··· EXERCISE INPUTS ···

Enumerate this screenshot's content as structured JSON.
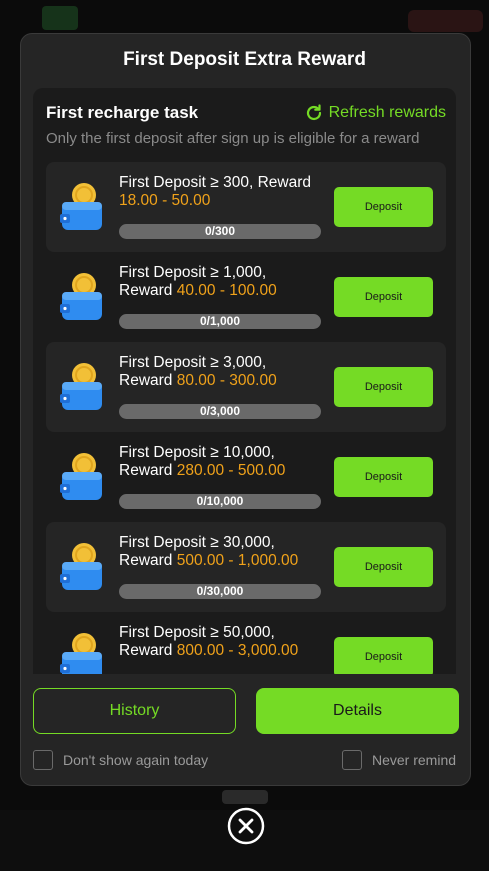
{
  "modal": {
    "title": "First Deposit Extra Reward",
    "panel_title": "First recharge task",
    "refresh_label": "Refresh rewards",
    "subtitle": "Only the first deposit after sign up is eligible for a reward"
  },
  "tasks": [
    {
      "line1": "First Deposit ≥ 300, Reward",
      "line2_prefix": "",
      "reward": "18.00 - 50.00",
      "progress": "0/300",
      "button": "Deposit"
    },
    {
      "line1": "First Deposit ≥ 1,000,",
      "line2_prefix": "Reward ",
      "reward": "40.00 - 100.00",
      "progress": "0/1,000",
      "button": "Deposit"
    },
    {
      "line1": "First Deposit ≥ 3,000,",
      "line2_prefix": "Reward ",
      "reward": "80.00 - 300.00",
      "progress": "0/3,000",
      "button": "Deposit"
    },
    {
      "line1": "First Deposit ≥ 10,000,",
      "line2_prefix": "Reward ",
      "reward": "280.00 - 500.00",
      "progress": "0/10,000",
      "button": "Deposit"
    },
    {
      "line1": "First Deposit ≥ 30,000,",
      "line2_prefix": "Reward ",
      "reward": "500.00 - 1,000.00",
      "progress": "0/30,000",
      "button": "Deposit"
    },
    {
      "line1": "First Deposit ≥ 50,000,",
      "line2_prefix": "Reward ",
      "reward": "800.00 - 3,000.00",
      "progress": "",
      "button": "Deposit"
    }
  ],
  "footer": {
    "history_label": "History",
    "details_label": "Details",
    "dont_show_label": "Don't show again today",
    "never_remind_label": "Never remind"
  },
  "colors": {
    "accent": "#75db25",
    "reward": "#f0a21a",
    "background": "#252525"
  },
  "icons": {
    "refresh": "refresh-icon",
    "wallet": "wallet-coin-icon",
    "close": "close-icon"
  }
}
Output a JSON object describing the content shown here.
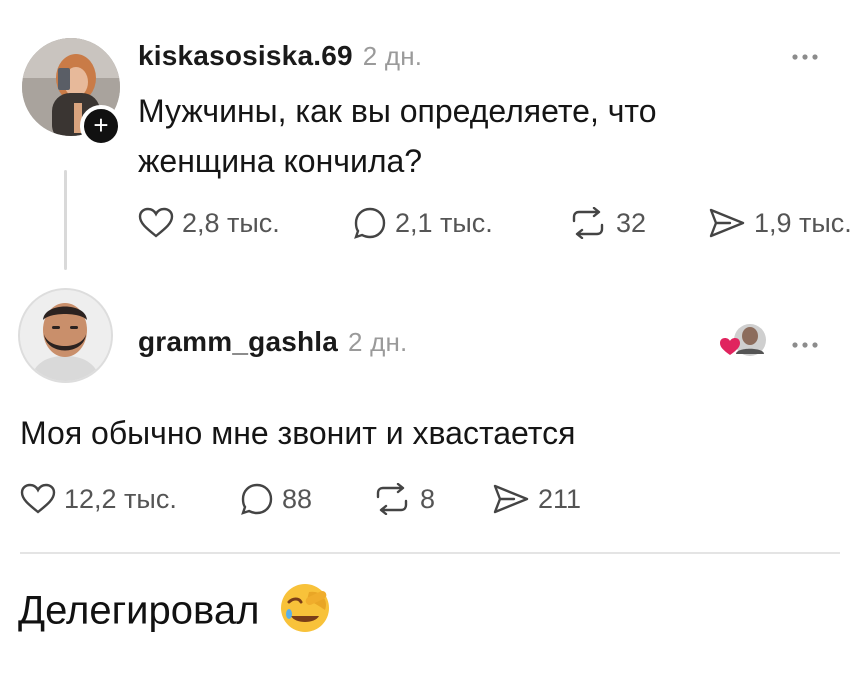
{
  "post1": {
    "username": "kiskasosiska.69",
    "time": "2 дн.",
    "more_icon": "more-dots-icon",
    "text_line1": "Мужчины, как вы определяете, что",
    "text_line2": "женщина кончила?",
    "likes": "2,8 тыс.",
    "comments": "2,1 тыс.",
    "reposts": "32",
    "shares": "1,9 тыс."
  },
  "post2": {
    "username": "gramm_gashla",
    "time": "2 дн.",
    "text": "Моя обычно мне звонит и хвастается",
    "likes": "12,2 тыс.",
    "comments": "88",
    "reposts": "8",
    "shares": "211"
  },
  "caption": {
    "text": "Делегировал",
    "emoji_icon": "face-palm-laughing-icon"
  },
  "colors": {
    "text": "#111111",
    "muted": "#9a9a9a",
    "divider": "#e4e4e4",
    "heart_accent": "#e0245e"
  }
}
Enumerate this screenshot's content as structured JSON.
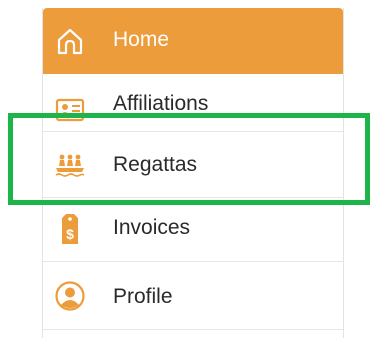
{
  "menu": {
    "items": [
      {
        "label": "Home",
        "icon": "home-icon",
        "active": true
      },
      {
        "label": "Affiliations",
        "icon": "id-card-icon",
        "active": false
      },
      {
        "label": "Regattas",
        "icon": "rowing-icon",
        "active": false
      },
      {
        "label": "Invoices",
        "icon": "price-tag-dollar-icon",
        "active": false
      },
      {
        "label": "Profile",
        "icon": "user-circle-icon",
        "active": false
      }
    ]
  },
  "colors": {
    "accent": "#ec9c3a",
    "highlight": "#1db54a",
    "text": "#2a2a2a"
  }
}
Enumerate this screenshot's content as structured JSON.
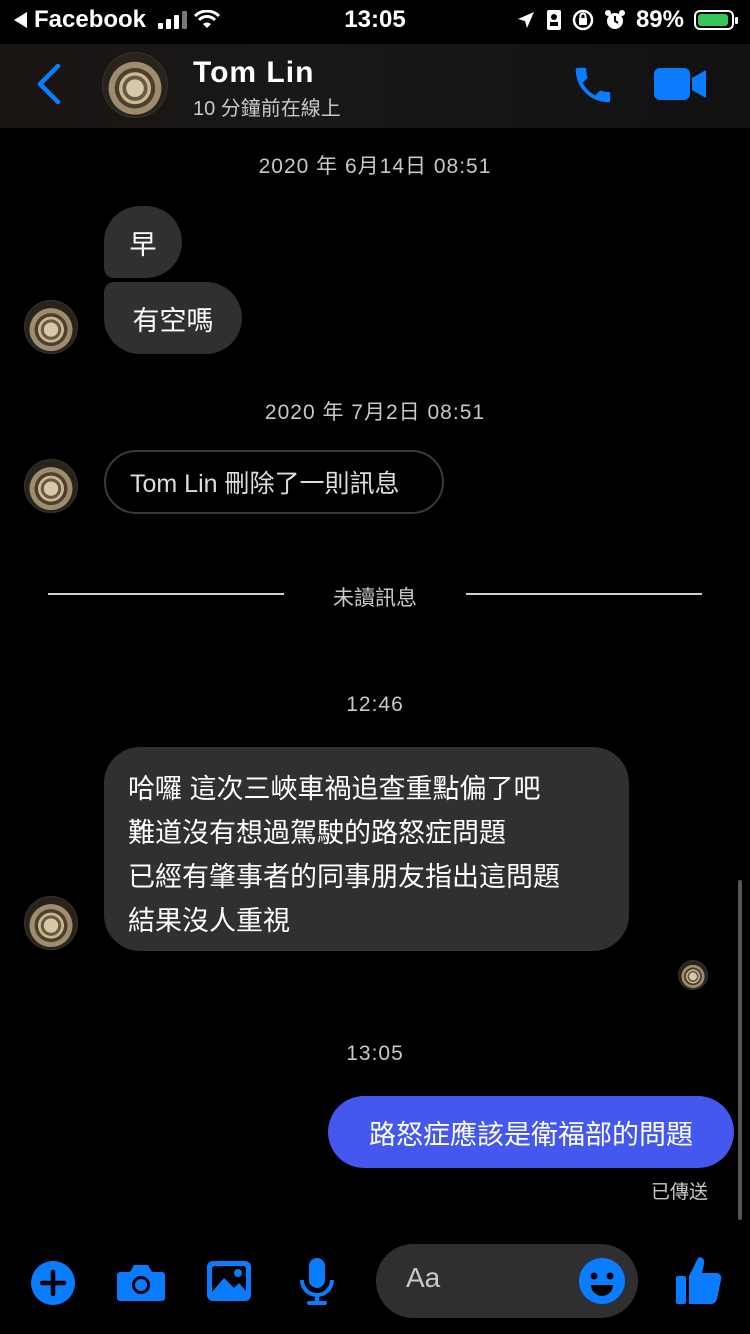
{
  "status_bar": {
    "back_app": "Facebook",
    "time": "13:05",
    "battery_percent": "89%"
  },
  "header": {
    "contact_name": "Tom  Lin",
    "presence": "10 分鐘前在線上"
  },
  "conversation": {
    "timestamp_1": "2020 年 6月14日 08:51",
    "msg_1": "早",
    "msg_2": "有空嗎",
    "timestamp_2": "2020 年 7月2日 08:51",
    "deleted_notice": "Tom  Lin 刪除了一則訊息",
    "unread_label": "未讀訊息",
    "timestamp_3": "12:46",
    "msg_3_lines": [
      "哈囉 這次三峽車禍追查重點偏了吧",
      "難道沒有想過駕駛的路怒症問題",
      "已經有肇事者的同事朋友指出這問題",
      "結果沒人重視"
    ],
    "timestamp_4": "13:05",
    "msg_4_outgoing": "路怒症應該是衛福部的問題",
    "sent_status": "已傳送"
  },
  "composer": {
    "placeholder": "Aa"
  },
  "colors": {
    "accent": "#0a7cff",
    "outgoing_bubble": "#4458f0",
    "incoming_bubble": "#303030"
  }
}
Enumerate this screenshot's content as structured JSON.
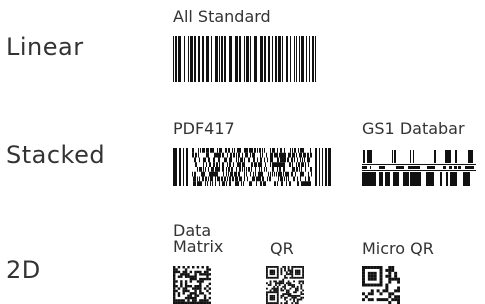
{
  "categories": {
    "linear": "Linear",
    "stacked": "Stacked",
    "two_d": "2D"
  },
  "symbologies": {
    "all_standard": {
      "label": "All Standard",
      "icon": "linear-barcode-icon"
    },
    "pdf417": {
      "label": "PDF417",
      "icon": "pdf417-barcode-icon"
    },
    "gs1_databar": {
      "label": "GS1 Databar",
      "icon": "gs1-databar-barcode-icon"
    },
    "data_matrix": {
      "label": "Data\nMatrix",
      "icon": "data-matrix-code-icon"
    },
    "qr": {
      "label": "QR",
      "icon": "qr-code-icon"
    },
    "micro_qr": {
      "label": "Micro QR",
      "icon": "micro-qr-code-icon"
    }
  },
  "colors": {
    "ink": "#111111",
    "text": "#333333",
    "background": "#ffffff"
  }
}
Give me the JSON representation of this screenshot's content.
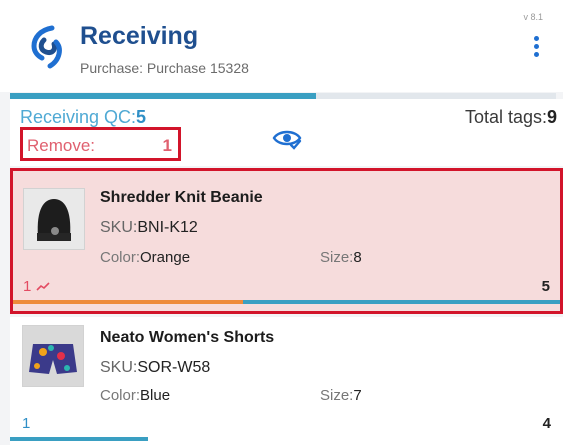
{
  "header": {
    "title": "Receiving",
    "subtitle": "Purchase: Purchase 15328",
    "version": "v 8.1",
    "menu_icon": "kebab-menu-icon",
    "brand_color": "#1f4f8f",
    "accent_color": "#1f6fd1"
  },
  "progress": {
    "fraction": 0.56,
    "color": "#3a9fc2"
  },
  "summary": {
    "qc_label": "Receiving QC:",
    "qc_value": "5",
    "total_label": "Total tags:",
    "total_value": "9",
    "remove_label": "Remove:",
    "remove_value": "1",
    "eye_icon": "eye-check-icon"
  },
  "items": [
    {
      "name": "Shredder Knit Beanie",
      "sku_label": "SKU:",
      "sku": "BNI-K12",
      "color_label": "Color:",
      "color": "Orange",
      "size_label": "Size:",
      "size": "8",
      "count_left": "1",
      "count_right": "5",
      "trend_icon": "trend-up-icon",
      "selected": true
    },
    {
      "name": "Neato Women's Shorts",
      "sku_label": "SKU:",
      "sku": "SOR-W58",
      "color_label": "Color:",
      "color": "Blue",
      "size_label": "Size:",
      "size": "7",
      "count_left": "1",
      "count_right": "4",
      "selected": false
    }
  ]
}
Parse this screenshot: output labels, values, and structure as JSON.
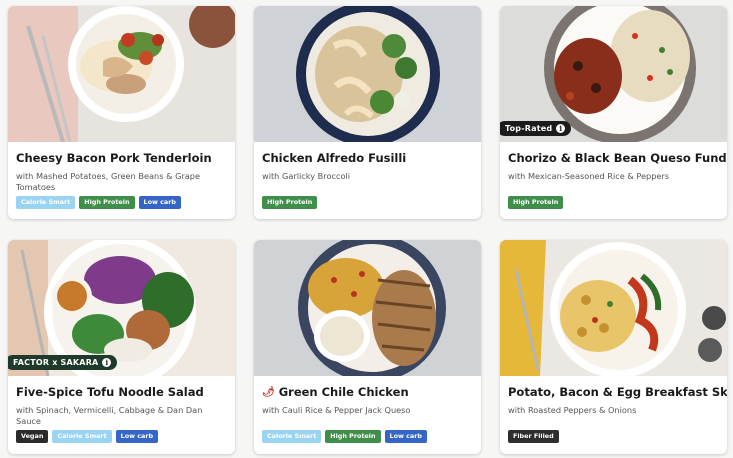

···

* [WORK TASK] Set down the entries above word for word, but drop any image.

* [SOLUTION TO THIS TASK]
Enumerate this screenshot's content as structured JSON.
{
  "modal": {
    "title": "First Deposit Extra Reward",
    "panel_title": "First recharge task",
    "refresh_label": "Refresh rewards",
    "subtitle": "Only the first deposit after sign up is eligible for a reward"
  },
  "tasks": [
    {
      "line1": "First Deposit ≥ 300, Reward",
      "line2_prefix": "",
      "reward": "18.00 - 50.00",
      "progress": "0/300",
      "button": "Deposit"
    },
    {
      "line1": "First Deposit ≥ 1,000,",
      "line2_prefix": "Reward ",
      "reward": "40.00 - 100.00",
      "progress": "0/1,000",
      "button": "Deposit"
    },
    {
      "line1": "First Deposit ≥ 3,000,",
      "line2_prefix": "Reward ",
      "reward": "80.00 - 300.00",
      "progress": "0/3,000",
      "button": "Deposit"
    },
    {
      "line1": "First Deposit ≥ 10,000,",
      "line2_prefix": "Reward ",
      "reward": "280.00 - 500.00",
      "progress": "0/10,000",
      "button": "Deposit"
    },
    {
      "line1": "First Deposit ≥ 30,000,",
      "line2_prefix": "Reward ",
      "reward": "500.00 - 1,000.00",
      "progress": "0/30,000",
      "button": "Deposit"
    },
    {
      "line1": "First Deposit ≥ 50,000,",
      "line2_prefix": "Reward ",
      "reward": "800.00 - 3,000.00",
      "progress": "",
      "button": "Deposit"
    }
  ],
  "footer": {
    "history_label": "History",
    "details_label": "Details",
    "dont_show_label": "Don't show again today",
    "never_remind_label": "Never remind"
  },
  "colors": {
    "accent": "#75db25",
    "reward": "#f0a21a",
    "background": "#252525"
  },
  "icons": {
    "refresh": "refresh-icon",
    "wallet": "wallet-coin-icon",
    "close": "close-icon"
  }
}
Output a JSON object describing the content shown here.
{
  "post1": {
    "username": "kiskasosiska.69",
    "time": "2 дн.",
    "more_icon": "more-dots-icon",
    "text_line1": "Мужчины, как вы определяете, что",
    "text_line2": "женщина кончила?",
    "likes": "2,8 тыс.",
    "comments": "2,1 тыс.",
    "reposts": "32",
    "shares": "1,9 тыс."
  },
  "post2": {
    "username": "gramm_gashla",
    "time": "2 дн.",
    "text": "Моя обычно мне звонит и хвастается",
    "likes": "12,2 тыс.",
    "comments": "88",
    "reposts": "8",
    "shares": "211"
  },
  "caption": {
    "text": "Делегировал",
    "emoji_icon": "face-palm-laughing-icon"
  },
  "colors": {
    "text": "#111111",
    "muted": "#9a9a9a",
    "divider": "#e4e4e4",
    "heart_accent": "#e0245e"
  }
}
Enumerate this screenshot's content as structured JSON.
{
  "menu": {
    "items": [
      {
        "label": "Home",
        "icon": "home-icon",
        "active": true
      },
      {
        "label": "Affiliations",
        "icon": "id-card-icon",
        "active": false
      },
      {
        "label": "Regattas",
        "icon": "rowing-icon",
        "active": false
      },
      {
        "label": "Invoices",
        "icon": "price-tag-dollar-icon",
        "active": false
      },
      {
        "label": "Profile",
        "icon": "user-circle-icon",
        "active": false
      }
    ]
  },
  "colors": {
    "accent": "#ec9c3a",
    "highlight": "#1db54a",
    "text": "#2a2a2a"
  }
}
Enumerate this screenshot's content as structured JSON.
{
  "status_bar": {
    "back_app": "Facebook",
    "time": "13:05",
    "battery_percent": "89%"
  },
  "header": {
    "contact_name": "Tom  Lin",
    "presence": "10 分鐘前在線上"
  },
  "conversation": {
    "timestamp_1": "2020 年 6月14日 08:51",
    "msg_1": "早",
    "msg_2": "有空嗎",
    "timestamp_2": "2020 年 7月2日 08:51",
    "deleted_notice": "Tom  Lin 刪除了一則訊息",
    "unread_label": "未讀訊息",
    "timestamp_3": "12:46",
    "msg_3_lines": [
      "哈囉 這次三峽車禍追查重點偏了吧",
      "難道沒有想過駕駛的路怒症問題",
      "已經有肇事者的同事朋友指出這問題",
      "結果沒人重視"
    ],
    "timestamp_4": "13:05",
    "msg_4_outgoing": "路怒症應該是衛福部的問題",
    "sent_status": "已傳送"
  },
  "composer": {
    "placeholder": "Aa"
  },
  "colors": {
    "accent": "#0a7cff",
    "outgoing_bubble": "#4458f0",
    "incoming_bubble": "#303030"
  }
}
Enumerate this screenshot's content as structured JSON.
{
  "categories": {
    "linear": "Linear",
    "stacked": "Stacked",
    "two_d": "2D"
  },
  "symbologies": {
    "all_standard": {
      "label": "All Standard",
      "icon": "linear-barcode-icon"
    },
    "pdf417": {
      "label": "PDF417",
      "icon": "pdf417-barcode-icon"
    },
    "gs1_databar": {
      "label": "GS1 Databar",
      "icon": "gs1-databar-barcode-icon"
    },
    "data_matrix": {
      "label": "Data\nMatrix",
      "icon": "data-matrix-code-icon"
    },
    "qr": {
      "label": "QR",
      "icon": "qr-code-icon"
    },
    "micro_qr": {
      "label": "Micro QR",
      "icon": "micro-qr-code-icon"
    }
  },
  "colors": {
    "ink": "#111111",
    "text": "#333333",
    "background": "#ffffff"
  }
}
Give me the JSON representation of this screenshot's content.
{
  "header": {
    "title": "Receiving",
    "subtitle": "Purchase: Purchase 15328",
    "version": "v 8.1",
    "menu_icon": "kebab-menu-icon",
    "brand_color": "#1f4f8f",
    "accent_color": "#1f6fd1"
  },
  "progress": {
    "fraction": 0.56,
    "color": "#3a9fc2"
  },
  "summary": {
    "qc_label": "Receiving QC:",
    "qc_value": "5",
    "total_label": "Total tags:",
    "total_value": "9",
    "remove_label": "Remove:",
    "remove_value": "1",
    "eye_icon": "eye-check-icon"
  },
  "items": [
    {
      "name": "Shredder Knit Beanie",
      "sku_label": "SKU:",
      "sku": "BNI-K12",
      "color_label": "Color:",
      "color": "Orange",
      "size_label": "Size:",
      "size": "8",
      "count_left": "1",
      "count_right": "5",
      "trend_icon": "trend-up-icon",
      "selected": true
    },
    {
      "name": "Neato Women's Shorts",
      "sku_label": "SKU:",
      "sku": "SOR-W58",
      "color_label": "Color:",
      "color": "Blue",
      "size_label": "Size:",
      "size": "7",
      "count_left": "1",
      "count_right": "4",
      "selected": false
    }
  ]
}
Parse this screenshot: output labels, values, and structure as JSON.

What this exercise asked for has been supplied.